+++ Material for the task +++

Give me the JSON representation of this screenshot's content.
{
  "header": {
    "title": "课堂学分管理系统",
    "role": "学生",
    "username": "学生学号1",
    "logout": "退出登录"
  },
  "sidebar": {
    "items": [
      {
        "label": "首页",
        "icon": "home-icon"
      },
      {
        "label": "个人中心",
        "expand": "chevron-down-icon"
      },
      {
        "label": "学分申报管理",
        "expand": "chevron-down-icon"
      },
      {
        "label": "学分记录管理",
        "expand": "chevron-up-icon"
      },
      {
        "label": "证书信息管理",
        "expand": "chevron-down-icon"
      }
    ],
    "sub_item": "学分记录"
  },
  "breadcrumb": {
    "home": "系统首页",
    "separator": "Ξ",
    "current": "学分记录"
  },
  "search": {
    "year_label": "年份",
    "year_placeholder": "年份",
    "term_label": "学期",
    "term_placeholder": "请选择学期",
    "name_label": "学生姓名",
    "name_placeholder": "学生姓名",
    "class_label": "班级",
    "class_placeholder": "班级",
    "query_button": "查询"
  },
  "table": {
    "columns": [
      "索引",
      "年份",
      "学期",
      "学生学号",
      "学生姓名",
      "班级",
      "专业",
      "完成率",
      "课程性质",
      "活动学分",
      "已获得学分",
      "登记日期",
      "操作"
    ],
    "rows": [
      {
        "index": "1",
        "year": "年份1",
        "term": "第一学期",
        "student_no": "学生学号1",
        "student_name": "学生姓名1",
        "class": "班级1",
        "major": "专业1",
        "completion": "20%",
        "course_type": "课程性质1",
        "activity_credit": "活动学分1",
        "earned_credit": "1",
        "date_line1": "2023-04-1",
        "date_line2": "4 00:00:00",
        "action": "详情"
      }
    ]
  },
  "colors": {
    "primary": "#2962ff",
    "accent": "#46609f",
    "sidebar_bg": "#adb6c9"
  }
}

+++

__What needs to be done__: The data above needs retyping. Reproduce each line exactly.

__Answer for this exercise__:
Give me the JSON representation of this screenshot's content.
{
  "header": {
    "title": "课堂学分管理系统",
    "role": "学生",
    "username": "学生学号1",
    "logout": "退出登录"
  },
  "sidebar": {
    "items": [
      {
        "label": "首页",
        "icon": "home-icon"
      },
      {
        "label": "个人中心",
        "expand": "chevron-down-icon"
      },
      {
        "label": "学分申报管理",
        "expand": "chevron-down-icon"
      },
      {
        "label": "学分记录管理",
        "expand": "chevron-up-icon"
      },
      {
        "label": "证书信息管理",
        "expand": "chevron-down-icon"
      }
    ],
    "sub_item": "学分记录"
  },
  "breadcrumb": {
    "home": "系统首页",
    "separator": "Ξ",
    "current": "学分记录"
  },
  "search": {
    "year_label": "年份",
    "year_placeholder": "年份",
    "term_label": "学期",
    "term_placeholder": "请选择学期",
    "name_label": "学生姓名",
    "name_placeholder": "学生姓名",
    "class_label": "班级",
    "class_placeholder": "班级",
    "query_button": "查询"
  },
  "table": {
    "columns": [
      "索引",
      "年份",
      "学期",
      "学生学号",
      "学生姓名",
      "班级",
      "专业",
      "完成率",
      "课程性质",
      "活动学分",
      "已获得学分",
      "登记日期",
      "操作"
    ],
    "rows": [
      {
        "index": "1",
        "year": "年份1",
        "term": "第一学期",
        "student_no": "学生学号1",
        "student_name": "学生姓名1",
        "class": "班级1",
        "major": "专业1",
        "completion": "20%",
        "course_type": "课程性质1",
        "activity_credit": "活动学分1",
        "earned_credit": "1",
        "date_line1": "2023-04-1",
        "date_line2": "4 00:00:00",
        "action": "详情"
      }
    ]
  },
  "colors": {
    "primary": "#2962ff",
    "accent": "#46609f",
    "sidebar_bg": "#adb6c9"
  }
}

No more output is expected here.